**SUPPLIED RECORDS:**
▶

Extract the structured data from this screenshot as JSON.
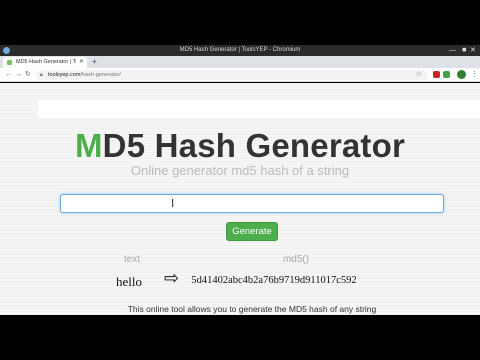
{
  "os_titlebar": {
    "title": "MD5 Hash Generator | ToolsYEP - Chromium"
  },
  "browser": {
    "tab": {
      "title": "MD5 Hash Generator | Tools",
      "favicon": "green-square-icon"
    },
    "url": {
      "host": "toolsyep.com",
      "path": "/hash-generator/"
    }
  },
  "page": {
    "heading_accent": "M",
    "heading_rest": "D5 Hash Generator",
    "subtitle": "Online generator md5 hash of a string",
    "input": {
      "value": "",
      "placeholder": ""
    },
    "generate_label": "Generate",
    "result": {
      "col_text_label": "text",
      "col_md5_label": "md5()",
      "text_value": "hello",
      "arrow": "⇨",
      "md5_value": "5d41402abc4b2a76b9719d911017c592"
    },
    "description": "This online tool allows you to generate the MD5 hash of any string"
  },
  "colors": {
    "accent": "#4cae4c",
    "input_focus": "#66afe9"
  }
}
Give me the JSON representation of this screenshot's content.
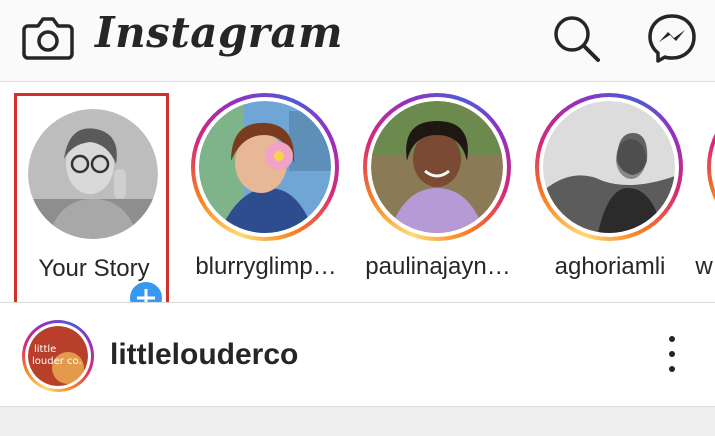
{
  "app": {
    "wordmark": "Instagram"
  },
  "header": {
    "icons": [
      "camera-icon",
      "search-icon",
      "messenger-icon"
    ]
  },
  "stories": [
    {
      "label": "Your Story",
      "is_own": true,
      "highlighted": true
    },
    {
      "label": "blurryglimp…",
      "is_own": false
    },
    {
      "label": "paulinajayn…",
      "is_own": false
    },
    {
      "label": "aghoriamli",
      "is_own": false
    },
    {
      "label": "w",
      "is_own": false
    }
  ],
  "post": {
    "username": "littlelouderco",
    "avatar_text": "little louder co."
  },
  "colors": {
    "highlight": "#d0312d",
    "add_badge": "#3897f0",
    "text": "#262626"
  }
}
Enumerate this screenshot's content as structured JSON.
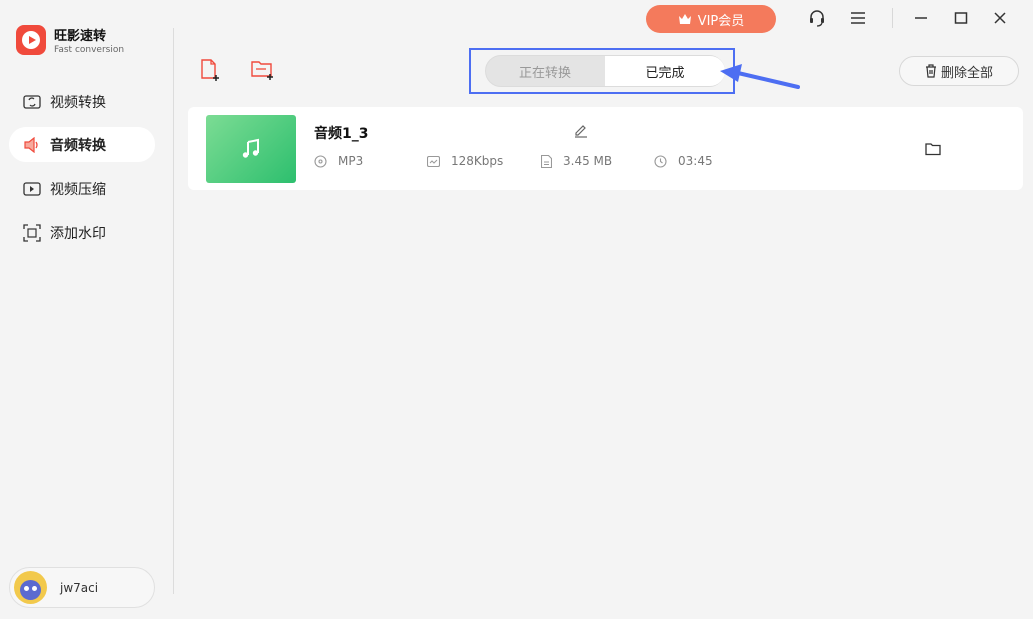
{
  "app": {
    "name": "旺影速转",
    "subtitle": "Fast conversion",
    "colors": {
      "brand": "#f04a3c",
      "vip": "#f47a5c",
      "highlight": "#4d6ef2",
      "thumb": "#2dbf6e"
    }
  },
  "sidebar": {
    "items": [
      {
        "label": "视频转换",
        "icon": "video-convert-icon"
      },
      {
        "label": "音频转换",
        "icon": "audio-convert-icon",
        "active": true
      },
      {
        "label": "视频压缩",
        "icon": "video-compress-icon"
      },
      {
        "label": "添加水印",
        "icon": "watermark-icon"
      }
    ],
    "user": {
      "name": "jw7aci",
      "icon": "avatar"
    }
  },
  "header": {
    "vip_label": "VIP会员",
    "icons": [
      "crown-icon",
      "headset-icon",
      "menu-icon",
      "minimize-icon",
      "maximize-icon",
      "close-icon"
    ]
  },
  "toolbar": {
    "add_file_icon": "add-file-icon",
    "add_folder_icon": "add-folder-icon",
    "tabs": [
      {
        "label": "正在转换"
      },
      {
        "label": "已完成",
        "selected": true
      }
    ],
    "delete_all_label": "删除全部"
  },
  "files": [
    {
      "name": "音频1_3",
      "format": "MP3",
      "bitrate": "128Kbps",
      "size": "3.45 MB",
      "duration": "03:45"
    }
  ]
}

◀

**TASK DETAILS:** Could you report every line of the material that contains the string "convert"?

**COMPLETED EXERCISE:**
        "icon": "video-convert-icon"
        "icon": "audio-convert-icon",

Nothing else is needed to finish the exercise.